DATA SECTION START
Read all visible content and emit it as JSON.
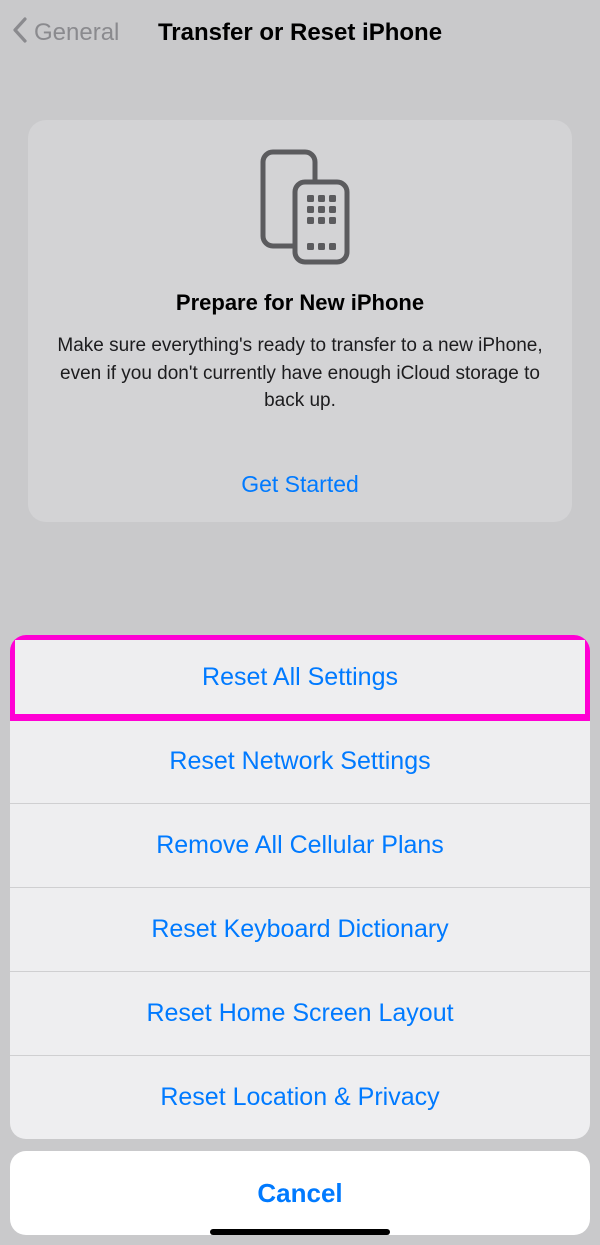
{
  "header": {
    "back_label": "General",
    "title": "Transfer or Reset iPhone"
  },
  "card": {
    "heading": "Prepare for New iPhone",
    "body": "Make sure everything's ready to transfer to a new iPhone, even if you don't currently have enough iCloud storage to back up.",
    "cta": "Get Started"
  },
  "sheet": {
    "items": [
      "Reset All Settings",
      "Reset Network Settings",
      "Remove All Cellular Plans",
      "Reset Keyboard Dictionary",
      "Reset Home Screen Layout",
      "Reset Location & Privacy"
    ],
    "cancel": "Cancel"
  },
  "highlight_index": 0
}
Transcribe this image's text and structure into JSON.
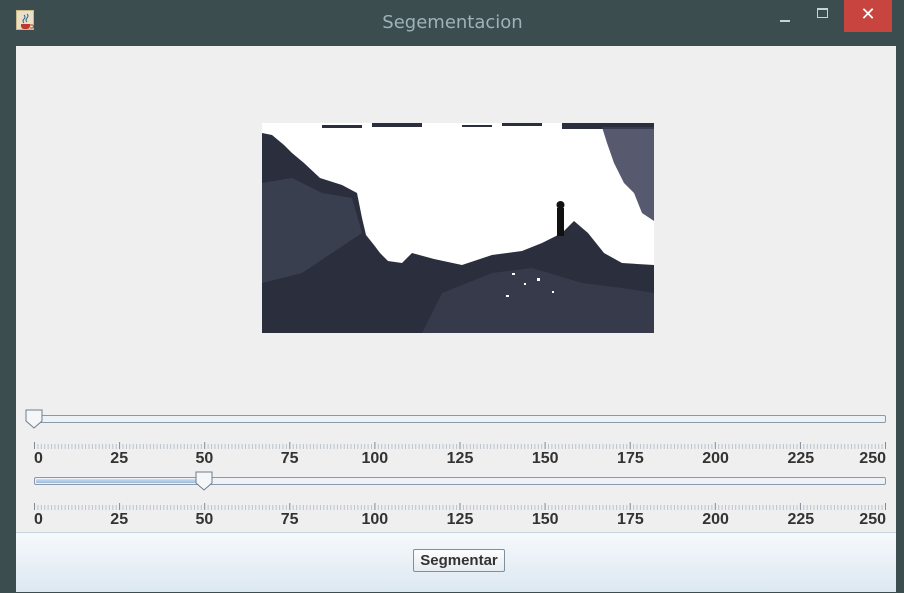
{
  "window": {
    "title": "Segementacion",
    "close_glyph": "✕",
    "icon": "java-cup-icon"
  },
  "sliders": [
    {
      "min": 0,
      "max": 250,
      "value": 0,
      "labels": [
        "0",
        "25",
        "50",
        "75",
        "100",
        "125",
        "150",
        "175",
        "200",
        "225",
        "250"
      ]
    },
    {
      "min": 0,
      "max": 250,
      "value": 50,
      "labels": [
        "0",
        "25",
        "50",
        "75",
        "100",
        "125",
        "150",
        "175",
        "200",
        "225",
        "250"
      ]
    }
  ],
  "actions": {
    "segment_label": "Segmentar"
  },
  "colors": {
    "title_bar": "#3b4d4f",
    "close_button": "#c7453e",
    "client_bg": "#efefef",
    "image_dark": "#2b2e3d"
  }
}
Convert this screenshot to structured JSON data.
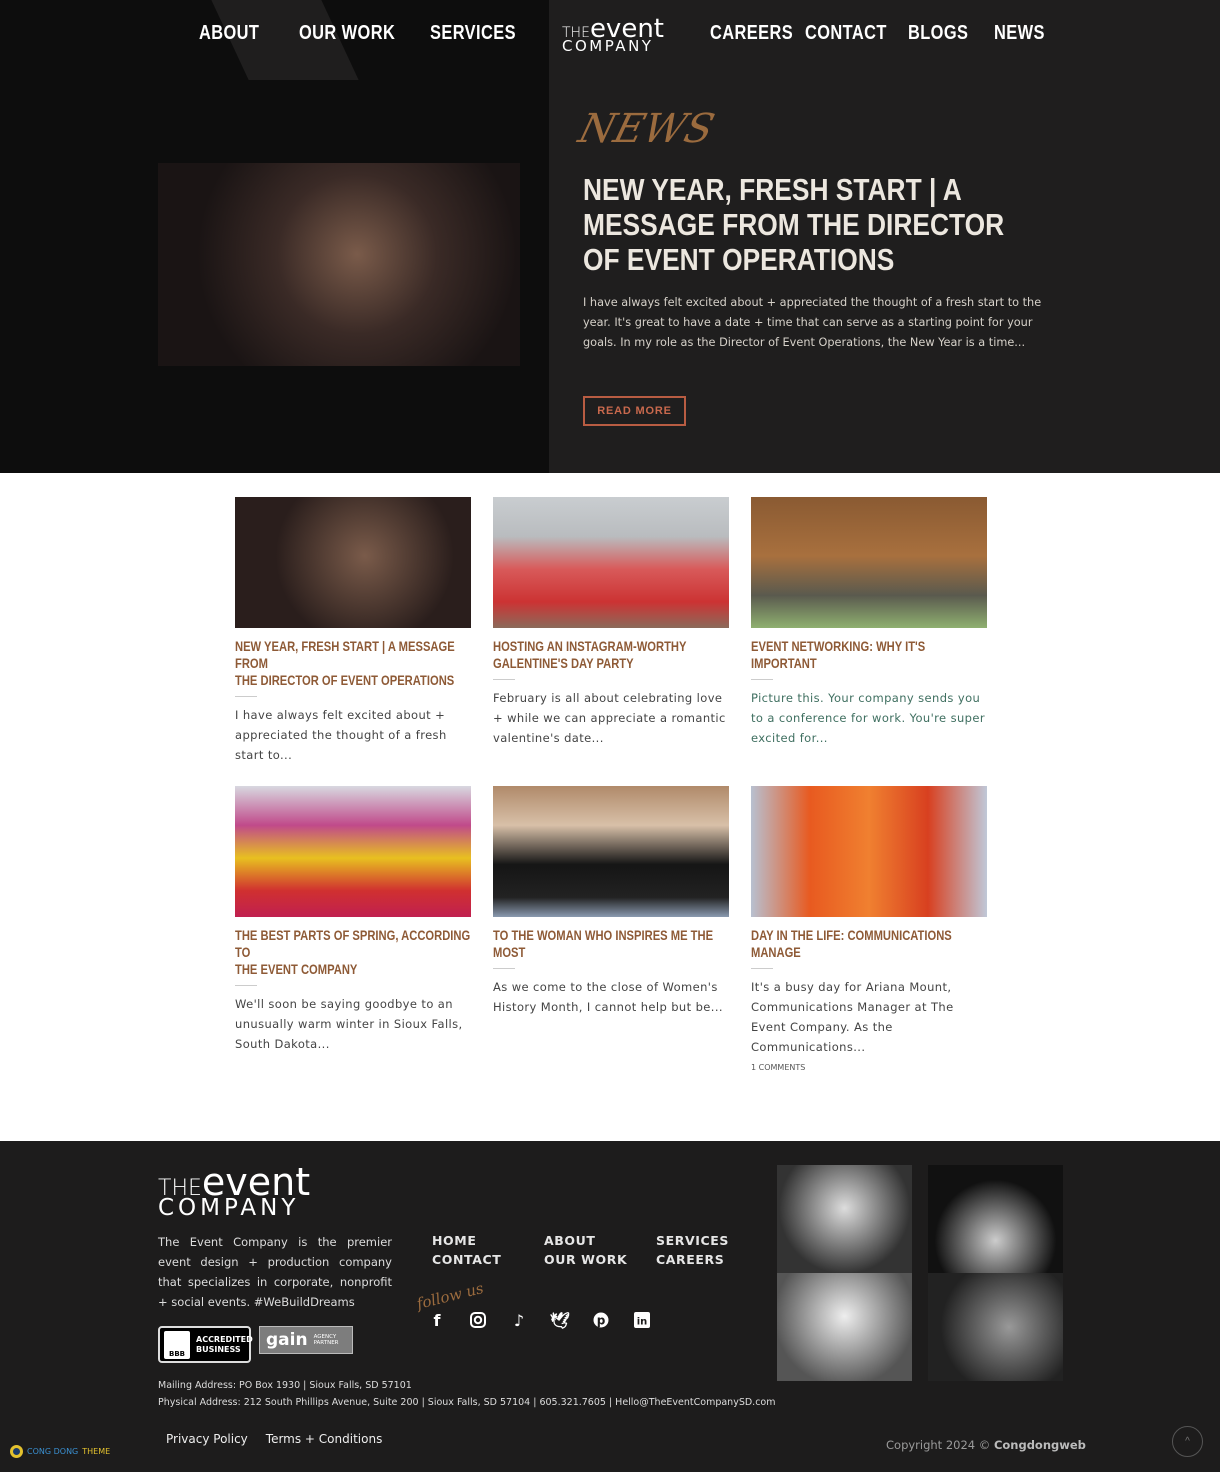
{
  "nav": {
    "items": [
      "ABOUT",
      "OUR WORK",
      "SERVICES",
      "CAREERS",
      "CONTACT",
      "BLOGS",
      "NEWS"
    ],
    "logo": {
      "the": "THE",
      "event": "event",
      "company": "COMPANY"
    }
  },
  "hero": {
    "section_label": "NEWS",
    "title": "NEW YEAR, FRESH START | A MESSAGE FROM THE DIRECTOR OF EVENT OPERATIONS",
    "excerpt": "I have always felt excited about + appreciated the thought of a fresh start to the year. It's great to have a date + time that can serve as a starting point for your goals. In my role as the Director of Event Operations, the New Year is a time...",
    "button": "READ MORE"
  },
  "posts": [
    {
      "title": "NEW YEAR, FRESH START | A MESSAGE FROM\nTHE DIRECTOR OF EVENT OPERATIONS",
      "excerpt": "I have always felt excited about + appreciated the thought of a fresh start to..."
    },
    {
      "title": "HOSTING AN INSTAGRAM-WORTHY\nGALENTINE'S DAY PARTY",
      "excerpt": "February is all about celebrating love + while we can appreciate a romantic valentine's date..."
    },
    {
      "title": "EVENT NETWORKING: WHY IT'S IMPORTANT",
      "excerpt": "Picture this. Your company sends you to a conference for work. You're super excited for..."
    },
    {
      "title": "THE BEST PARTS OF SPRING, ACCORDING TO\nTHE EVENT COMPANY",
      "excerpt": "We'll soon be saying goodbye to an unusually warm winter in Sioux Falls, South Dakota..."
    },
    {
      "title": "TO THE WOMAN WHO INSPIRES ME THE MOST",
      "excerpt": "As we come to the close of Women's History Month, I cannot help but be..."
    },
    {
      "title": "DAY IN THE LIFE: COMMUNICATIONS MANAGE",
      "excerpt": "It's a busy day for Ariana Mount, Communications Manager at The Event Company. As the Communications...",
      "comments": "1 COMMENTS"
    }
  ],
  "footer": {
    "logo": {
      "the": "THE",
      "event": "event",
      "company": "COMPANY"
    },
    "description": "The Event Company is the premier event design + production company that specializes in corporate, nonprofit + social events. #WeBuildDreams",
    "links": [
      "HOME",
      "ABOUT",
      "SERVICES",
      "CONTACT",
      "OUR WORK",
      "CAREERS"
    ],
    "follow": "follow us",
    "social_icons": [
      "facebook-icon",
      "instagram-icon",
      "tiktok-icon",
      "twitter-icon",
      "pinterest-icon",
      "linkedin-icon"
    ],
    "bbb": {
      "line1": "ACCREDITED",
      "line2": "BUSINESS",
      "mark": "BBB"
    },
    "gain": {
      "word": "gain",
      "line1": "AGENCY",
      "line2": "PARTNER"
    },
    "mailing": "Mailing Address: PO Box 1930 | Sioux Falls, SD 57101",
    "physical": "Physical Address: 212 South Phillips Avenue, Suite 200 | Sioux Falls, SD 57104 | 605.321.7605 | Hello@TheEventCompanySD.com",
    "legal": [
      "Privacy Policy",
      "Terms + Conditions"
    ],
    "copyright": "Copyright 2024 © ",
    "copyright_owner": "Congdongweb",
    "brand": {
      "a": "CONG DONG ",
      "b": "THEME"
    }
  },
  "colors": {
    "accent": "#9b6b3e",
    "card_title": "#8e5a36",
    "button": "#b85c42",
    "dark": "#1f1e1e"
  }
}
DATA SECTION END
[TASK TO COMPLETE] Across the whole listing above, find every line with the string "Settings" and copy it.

[EXERCISE OUTPUT]
      "Reset All Settings",
      "Reset Network Settings",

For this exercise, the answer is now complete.